Therefore, it may not be a good idea to ride waves when rain is falling from the sky.
Stay away from salt water for at least three days. It’s a bit like a surfer’s ear : you think it won’t happen to you until it does.
Another study by the UCLA Institute for Environment and Sustainability revealed that bacteria levels in water after storms are alarming.
The scientists studied water quality data from 32 popular beaches in Los Angeles and Orange counties over seven years.
They found that elevated levels of bacteria persisted in the water at beaches located near storm drains and creek outlets.
“Although the three-day rule is simple, it is not applicable to all beaches and is not the best protection of public health,” the UCLA researchers explain.
“Public health agencies should advise bathers to avoid contact with water on closed beaches and affected storm drains, streams, or rivers for at least five days after significant rainfall.”
California surfers are advised to stay out of the water five days after it rains. The three-day rule is appropriate only for open beaches.

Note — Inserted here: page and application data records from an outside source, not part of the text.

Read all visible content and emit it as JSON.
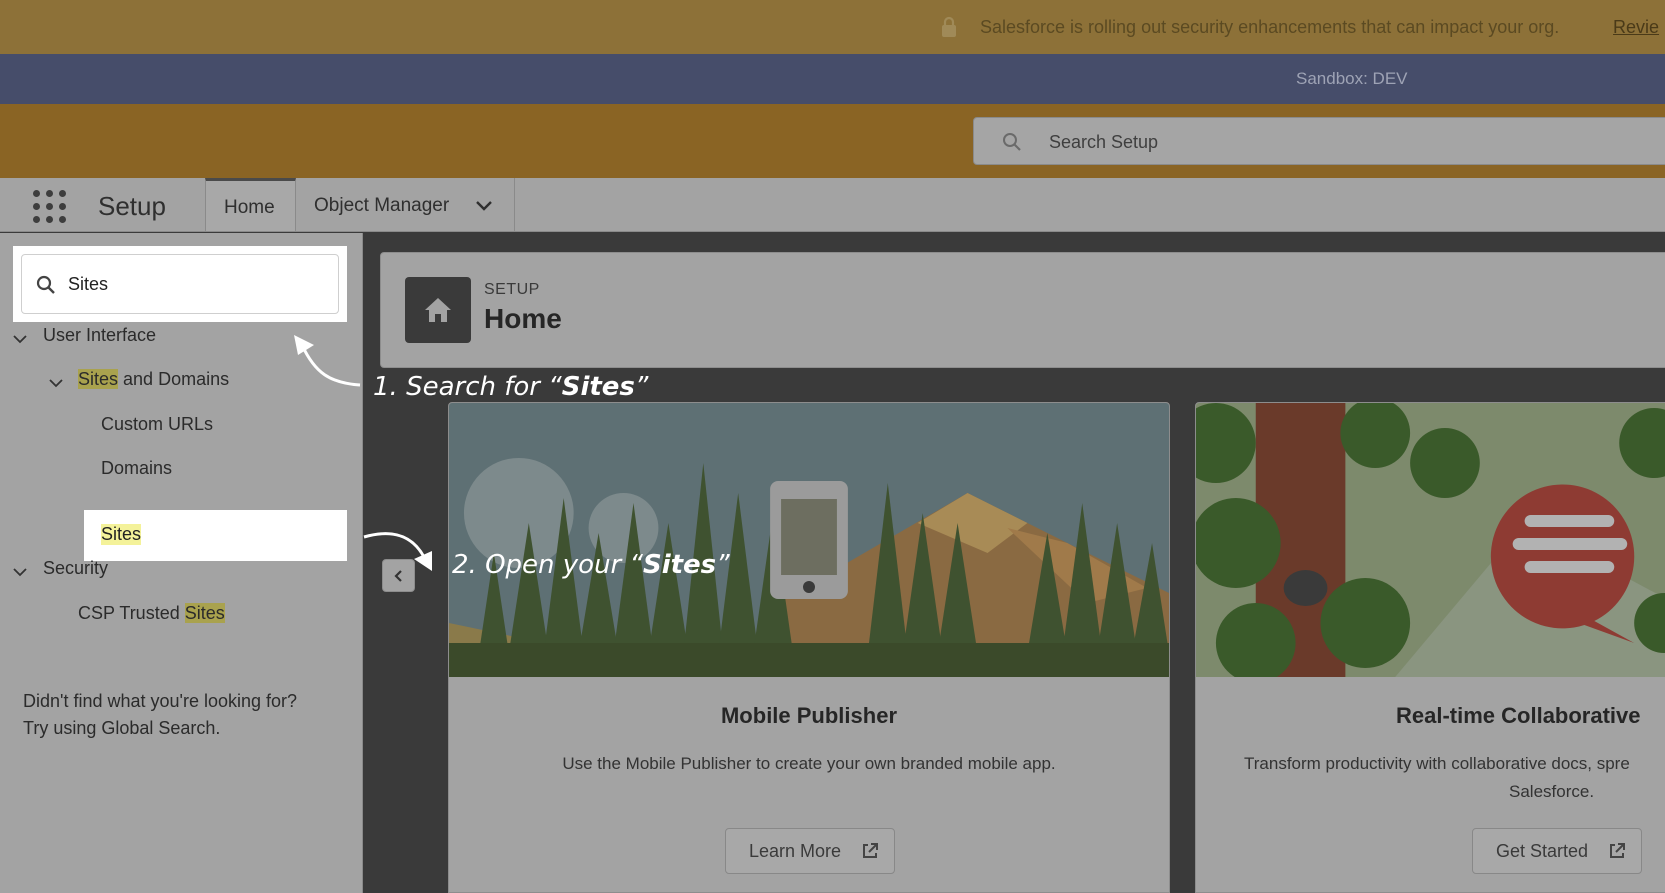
{
  "banner": {
    "message": "Salesforce is rolling out security enhancements that can impact your org.",
    "review_link": "Revie"
  },
  "sandbox": {
    "label": "Sandbox: DEV"
  },
  "global_search": {
    "placeholder": "Search Setup"
  },
  "nav": {
    "app_title": "Setup",
    "tabs": [
      {
        "label": "Home"
      },
      {
        "label": "Object Manager"
      }
    ]
  },
  "sidebar": {
    "quick_find_value": "Sites",
    "tree": {
      "user_interface": "User Interface",
      "sites_and_domains_hl": "Sites",
      "sites_and_domains_rest": " and Domains",
      "custom_urls": "Custom URLs",
      "domains": "Domains",
      "sites": "Sites",
      "security": "Security",
      "csp_prefix": "CSP Trusted ",
      "csp_hl": "Sites"
    },
    "not_found_line1": "Didn't find what you're looking for?",
    "not_found_line2": "Try using Global Search."
  },
  "header": {
    "eyebrow": "SETUP",
    "title": "Home"
  },
  "cards": [
    {
      "title": "Mobile Publisher",
      "description": "Use the Mobile Publisher to create your own branded mobile app.",
      "button": "Learn More"
    },
    {
      "title": "Real-time Collaborative",
      "description_line1": "Transform productivity with collaborative docs, spre",
      "description_line2": "Salesforce.",
      "button": "Get Started"
    }
  ],
  "annotations": {
    "step1_prefix": "1. Search for “",
    "step1_bold": "Sites",
    "step1_suffix": "”",
    "step2_prefix": "2. Open your “",
    "step2_bold": "Sites",
    "step2_suffix": "”"
  },
  "icons": {
    "lock": "lock-icon",
    "search": "search-icon",
    "app_launcher": "app-launcher-icon",
    "chevron": "chevron-down-icon",
    "home": "home-icon",
    "external": "external-link-icon"
  }
}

The scientists recommend that the Golden State develop a uniform protocol for monitoring and classifying beaches affected by stormwater runoff throughout the state.
British surfers are also three times more likely to have antibiotic resistant bacteria (ARBs) in their intestines than non-surfers.
The study carried out by the University of Exeter in conjunction with the environmental organization Surfers Against Sewage revealed that surfers ingest ten times more water from the ocean than people who swim in the sea and do not surf.
The researchers asked UK surfers to provide stool samples to test whether their intestines contained E. coli bacteria that could grow in the presence of a widely used antibiotic, cefotaxime.
Cefotaxime is known to effectively kill E. coli bacteria, but could the surfers have developed adequate resistance to the antibiotic?
After comparing the result with non-surfers, the scientists found that 9 percent of surfers had antibiotic-resistant bacteria, compared to just 3 percent of non-surfers.
“Antimicrobial resistance is one of the biggest health challenges of our time. We urgently need to know more about how humans are exposed to these bacteria and how they colonize our intestines,” said Anne Leonard, from the University of Exeter Medical School, who led the study.
The results are alarming because they confirm that genes can be passed between bacteria, meaning they can potentially spread the ability to resist antibiotic treatment between bacteria.
The research was carried out in England and Wales and analyzed a total of 300 samples.
According to the researchers, around 2.5 million surf sessions take place in British waters each year.
The state of UK marine waters does not differ drastically from international standards.
This leads us to the conclusion that surfers are indeed a vulnerable population, and sewage and waste pollution are serious threats that local authorities and national governments need to urgently address.
At Your Own Risk
If you are willing to sacrifice your health and eventually your life, be sure to do the following immediately after your session is over:
- Take a fresh water shower;
- Drain mucus and sinuses from the nose and throat;
- Disinfect your nasal passages;
- Unclog and clean your ears;
- Drink a lot of water ;
- Eat plenty of vegetables, fruits, and foods rich in vitamin C;
Protect your health. Don’t go surfing after it rains. Check the water quality at your favorite surf breaks before making a decision.